Open Access Senior Thesis
Bachelor of Arts
© 2016 Zachary P. Schwartz
This thesis examines the core concepts of early minimalism and the ways that they were influenced by recording as a medium of musical creation. The first chapter considers early minimalism’s historical lineage as the narrative has been passed down by music scholars, noting over-arching trends and problems of exclusion and misunderstanding inherent within it. Having established the myriad of concepts at the core of the early minimalist movement, the second chapter examines the recording medium’s effect on art music performance, noting trends in repetition, objectivity, and process that are represented within minimalism itself. With these ideas in mind, the idea of “post-minimalism” is interrogated, proposing that a music for the concert hall is not the natural development of the early minimalists’ expansive mission. In the third chapter, analysis of one iconic late-twentieth century musical style, techno music, demonstrates that it is fundamentally of the same artistic spirit as the early minimalists and an alternate manifestation of Minimal art. Ultimately, early minimalism and techno are “alternate minimalisms” of the age of the recording, referencing and embodying the musical consciousness of the twentieth century.

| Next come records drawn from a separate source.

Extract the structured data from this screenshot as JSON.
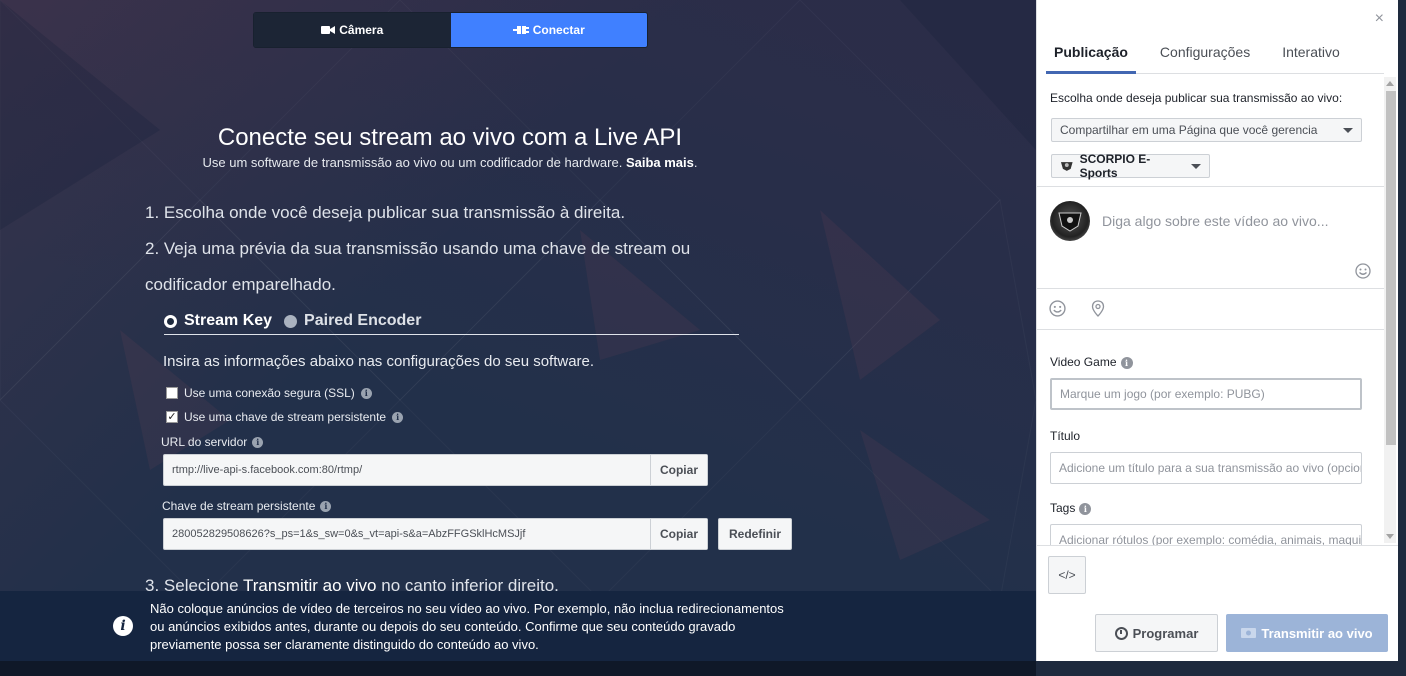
{
  "top_tabs": {
    "camera_label": "Câmera",
    "connect_label": "Conectar"
  },
  "main": {
    "title": "Conecte seu stream ao vivo com a Live API",
    "subtitle": "Use um software de transmissão ao vivo ou um codificador de hardware.",
    "learn_more": "Saiba mais",
    "step1": "1. Escolha onde você deseja publicar sua transmissão à direita.",
    "step2": "2. Veja uma prévia da sua transmissão usando uma chave de stream ou codificador emparelhado.",
    "mode_stream_key": "Stream Key",
    "mode_paired_encoder": "Paired Encoder",
    "instructions": "Insira as informações abaixo nas configurações do seu software.",
    "ssl_label": "Use uma conexão segura (SSL)",
    "persistent_label": "Use uma chave de stream persistente",
    "server_url_label": "URL do servidor",
    "server_url_value": "rtmp://live-api-s.facebook.com:80/rtmp/",
    "stream_key_label": "Chave de stream persistente",
    "stream_key_value": "280052829508626?s_ps=1&s_sw=0&s_vt=api-s&a=AbzFFGSklHcMSJjf",
    "copy_label": "Copiar",
    "reset_label": "Redefinir",
    "step3_prefix": "3. Selecione",
    "step3_bold": "Transmitir ao vivo",
    "step3_suffix": "no canto inferior direito."
  },
  "notice": {
    "text": "Não coloque anúncios de vídeo de terceiros no seu vídeo ao vivo. Por exemplo, não inclua redirecionamentos ou anúncios exibidos antes, durante ou depois do seu conteúdo. Confirme que seu conteúdo gravado previamente possa ser claramente distinguido do conteúdo ao vivo."
  },
  "panel": {
    "close_glyph": "×",
    "tabs": [
      "Publicação",
      "Configurações",
      "Interativo"
    ],
    "publish_label": "Escolha onde deseja publicar sua transmissão ao vivo:",
    "publish_select": "Compartilhar em uma Página que você gerencia",
    "page_select": "SCORPIO E-Sports",
    "say_placeholder": "Diga algo sobre este vídeo ao vivo...",
    "video_game_label": "Video Game",
    "video_game_placeholder": "Marque um jogo (por exemplo: PUBG)",
    "title_label": "Título",
    "title_placeholder": "Adicione um título para a sua transmissão ao vivo (opcional)",
    "tags_label": "Tags",
    "tags_placeholder": "Adicionar rótulos (por exemplo: comédia, animais, maquiagem)",
    "embed_glyph": "</>",
    "schedule_label": "Programar",
    "go_live_label": "Transmitir ao vivo"
  }
}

Schwartz, Zachary, "Alternate Minimalisms: Repetition, Objectivity, and Process in the Age of Recording" (2016). Pomona Senior Theses. 165.